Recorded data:
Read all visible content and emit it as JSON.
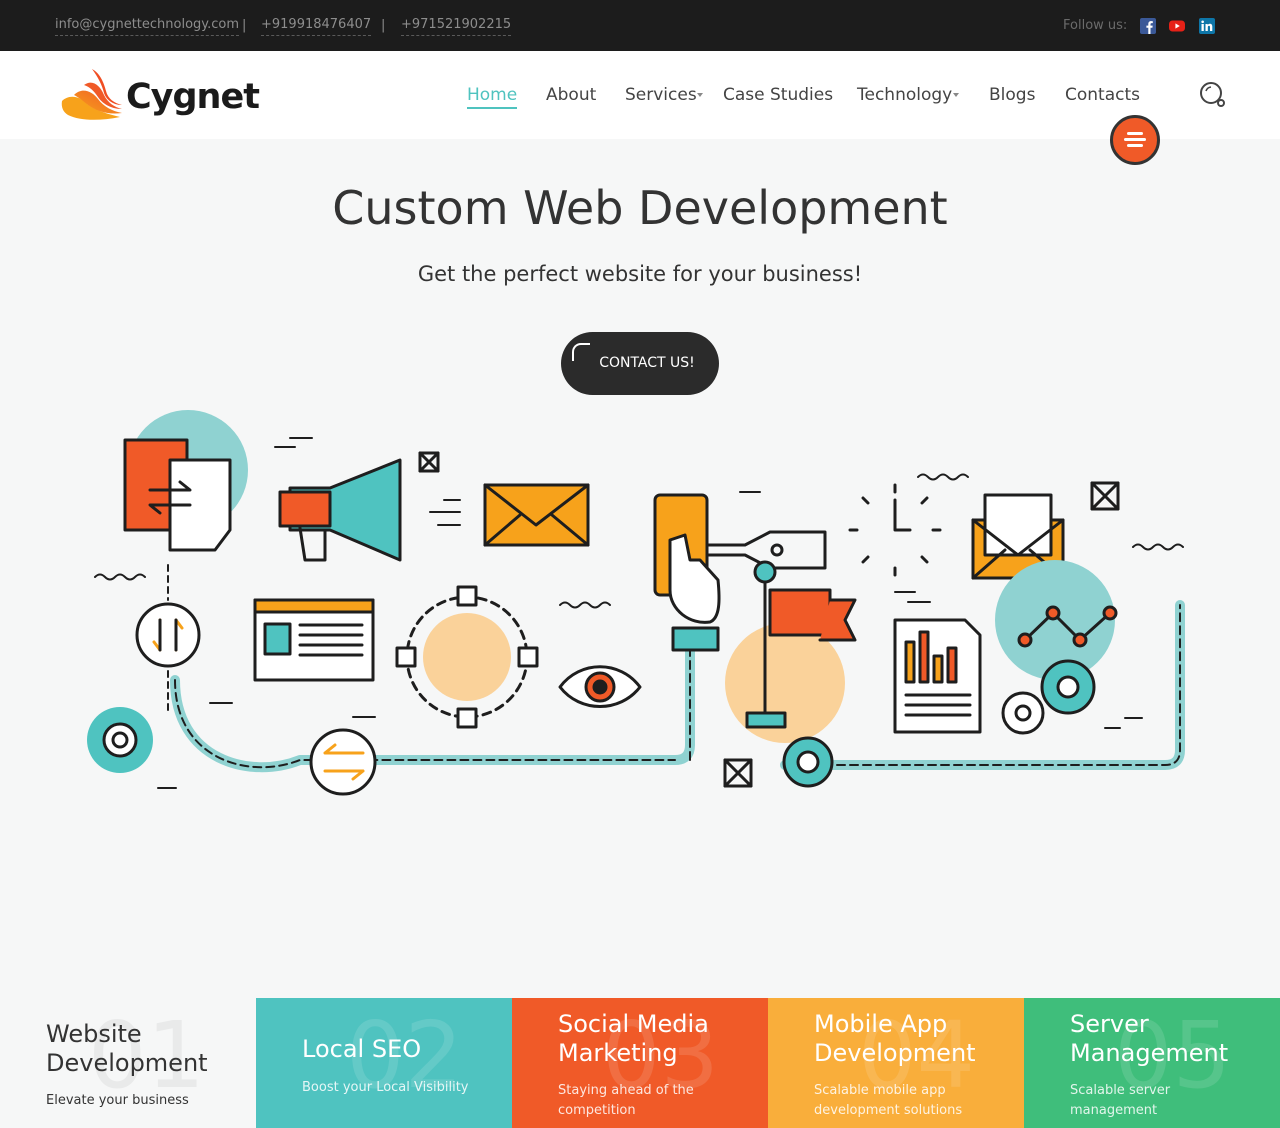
{
  "topbar": {
    "email": "info@cygnettechnology.com",
    "phone1": "+919918476407",
    "phone2": "+971521902215",
    "separator": "|",
    "follow_label": "Follow us:",
    "social": [
      {
        "icon": "facebook-icon",
        "color": "#3b5998"
      },
      {
        "icon": "youtube-icon",
        "color": "#e62117"
      },
      {
        "icon": "linkedin-icon",
        "color": "#0e76a8"
      }
    ]
  },
  "header": {
    "logo_text": "Cygnet",
    "nav": [
      {
        "label": "Home",
        "active": true
      },
      {
        "label": "About"
      },
      {
        "label": "Services",
        "dropdown": true
      },
      {
        "label": "Case Studies"
      },
      {
        "label": "Technology",
        "dropdown": true
      },
      {
        "label": "Blogs"
      },
      {
        "label": "Contacts"
      }
    ]
  },
  "hero": {
    "title": "Custom Web Development",
    "subtitle": "Get the perfect website for your business!",
    "cta_label": "CONTACT US!"
  },
  "services": [
    {
      "num": "01",
      "title_line1": "Website",
      "title_line2": "Development",
      "subtitle": "Elevate your business",
      "color": "#f6f7f7"
    },
    {
      "num": "02",
      "title_line1": "Local SEO",
      "title_line2": "",
      "subtitle": "Boost your Local Visibility",
      "color": "#4fc3c0"
    },
    {
      "num": "03",
      "title_line1": "Social Media",
      "title_line2": "Marketing",
      "subtitle": "Staying ahead of the competition",
      "color": "#f05a28"
    },
    {
      "num": "04",
      "title_line1": "Mobile App",
      "title_line2": "Development",
      "subtitle": "Scalable mobile app development solutions",
      "color": "#f9ae3b"
    },
    {
      "num": "05",
      "title_line1": "Server",
      "title_line2": "Management",
      "subtitle": "Scalable server management",
      "color": "#3fbe7b"
    }
  ],
  "colors": {
    "accent": "#4fc3bf",
    "orange": "#f05a28",
    "dark": "#2b2b2b"
  }
}
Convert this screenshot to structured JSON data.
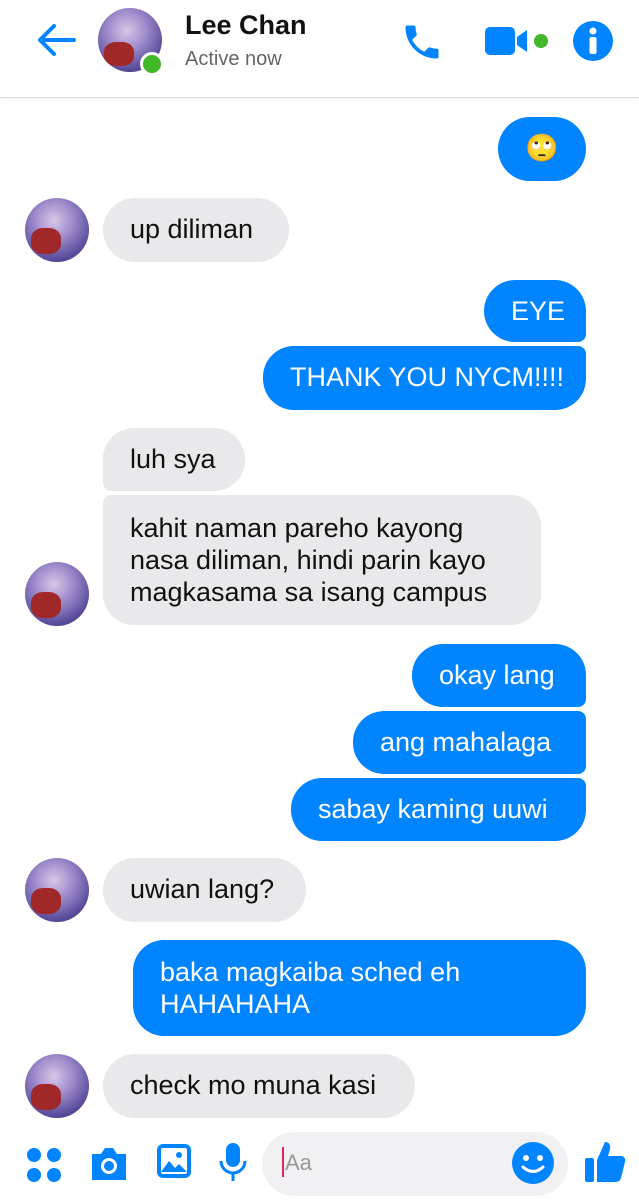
{
  "header": {
    "contact_name": "Lee Chan",
    "status": "Active now",
    "icons": [
      "back-arrow-icon",
      "phone-icon",
      "video-camera-icon",
      "info-icon"
    ]
  },
  "messages": [
    {
      "side": "out",
      "text": "🙄"
    },
    {
      "side": "in",
      "text": "up diliman"
    },
    {
      "side": "out",
      "text": "EYE"
    },
    {
      "side": "out",
      "text": "THANK YOU NYCM!!!!"
    },
    {
      "side": "in",
      "text": "luh sya"
    },
    {
      "side": "in",
      "lines": [
        "kahit naman pareho kayong",
        "nasa diliman, hindi parin kayo",
        "magkasama sa isang campus"
      ]
    },
    {
      "side": "out",
      "text": "okay lang"
    },
    {
      "side": "out",
      "text": "ang mahalaga"
    },
    {
      "side": "out",
      "text": "sabay kaming uuwi"
    },
    {
      "side": "in",
      "text": "uwian lang?"
    },
    {
      "side": "out",
      "lines": [
        "baka magkaiba sched eh",
        "HAHAHAHA"
      ]
    },
    {
      "side": "in",
      "text": "check mo muna kasi"
    }
  ],
  "composer": {
    "placeholder": "Aa",
    "icons": [
      "apps-icon",
      "camera-icon",
      "gallery-icon",
      "microphone-icon",
      "emoji-icon",
      "like-icon"
    ]
  },
  "colors": {
    "accent": "#0084ff",
    "incoming_bubble": "#e9e9eb",
    "online": "#42b72a"
  }
}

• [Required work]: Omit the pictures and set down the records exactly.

• [Solved problem]:
Read all visible content and emit it as JSON.
{
  "topbar": {
    "email": "info@cygnettechnology.com",
    "phone1": "+919918476407",
    "phone2": "+971521902215",
    "separator": "|",
    "follow_label": "Follow us:",
    "social": [
      {
        "icon": "facebook-icon",
        "color": "#3b5998"
      },
      {
        "icon": "youtube-icon",
        "color": "#e62117"
      },
      {
        "icon": "linkedin-icon",
        "color": "#0e76a8"
      }
    ]
  },
  "header": {
    "logo_text": "Cygnet",
    "nav": [
      {
        "label": "Home",
        "active": true
      },
      {
        "label": "About"
      },
      {
        "label": "Services",
        "dropdown": true
      },
      {
        "label": "Case Studies"
      },
      {
        "label": "Technology",
        "dropdown": true
      },
      {
        "label": "Blogs"
      },
      {
        "label": "Contacts"
      }
    ]
  },
  "hero": {
    "title": "Custom Web Development",
    "subtitle": "Get the perfect website for your business!",
    "cta_label": "CONTACT US!"
  },
  "services": [
    {
      "num": "01",
      "title_line1": "Website",
      "title_line2": "Development",
      "subtitle": "Elevate your business",
      "color": "#f6f7f7"
    },
    {
      "num": "02",
      "title_line1": "Local SEO",
      "title_line2": "",
      "subtitle": "Boost your Local Visibility",
      "color": "#4fc3c0"
    },
    {
      "num": "03",
      "title_line1": "Social Media",
      "title_line2": "Marketing",
      "subtitle": "Staying ahead of the competition",
      "color": "#f05a28"
    },
    {
      "num": "04",
      "title_line1": "Mobile App",
      "title_line2": "Development",
      "subtitle": "Scalable mobile app development solutions",
      "color": "#f9ae3b"
    },
    {
      "num": "05",
      "title_line1": "Server",
      "title_line2": "Management",
      "subtitle": "Scalable server management",
      "color": "#3fbe7b"
    }
  ],
  "colors": {
    "accent": "#4fc3bf",
    "orange": "#f05a28",
    "dark": "#2b2b2b"
  }
}
Convert this screenshot to structured JSON data.
{
  "header": {
    "contact_name": "Lee Chan",
    "status": "Active now",
    "icons": [
      "back-arrow-icon",
      "phone-icon",
      "video-camera-icon",
      "info-icon"
    ]
  },
  "messages": [
    {
      "side": "out",
      "text": "🙄"
    },
    {
      "side": "in",
      "text": "up diliman"
    },
    {
      "side": "out",
      "text": "EYE"
    },
    {
      "side": "out",
      "text": "THANK YOU NYCM!!!!"
    },
    {
      "side": "in",
      "text": "luh sya"
    },
    {
      "side": "in",
      "lines": [
        "kahit naman pareho kayong",
        "nasa diliman, hindi parin kayo",
        "magkasama sa isang campus"
      ]
    },
    {
      "side": "out",
      "text": "okay lang"
    },
    {
      "side": "out",
      "text": "ang mahalaga"
    },
    {
      "side": "out",
      "text": "sabay kaming uuwi"
    },
    {
      "side": "in",
      "text": "uwian lang?"
    },
    {
      "side": "out",
      "lines": [
        "baka magkaiba sched eh",
        "HAHAHAHA"
      ]
    },
    {
      "side": "in",
      "text": "check mo muna kasi"
    }
  ],
  "composer": {
    "placeholder": "Aa",
    "icons": [
      "apps-icon",
      "camera-icon",
      "gallery-icon",
      "microphone-icon",
      "emoji-icon",
      "like-icon"
    ]
  },
  "colors": {
    "accent": "#0084ff",
    "incoming_bubble": "#e9e9eb",
    "online": "#42b72a"
  }
}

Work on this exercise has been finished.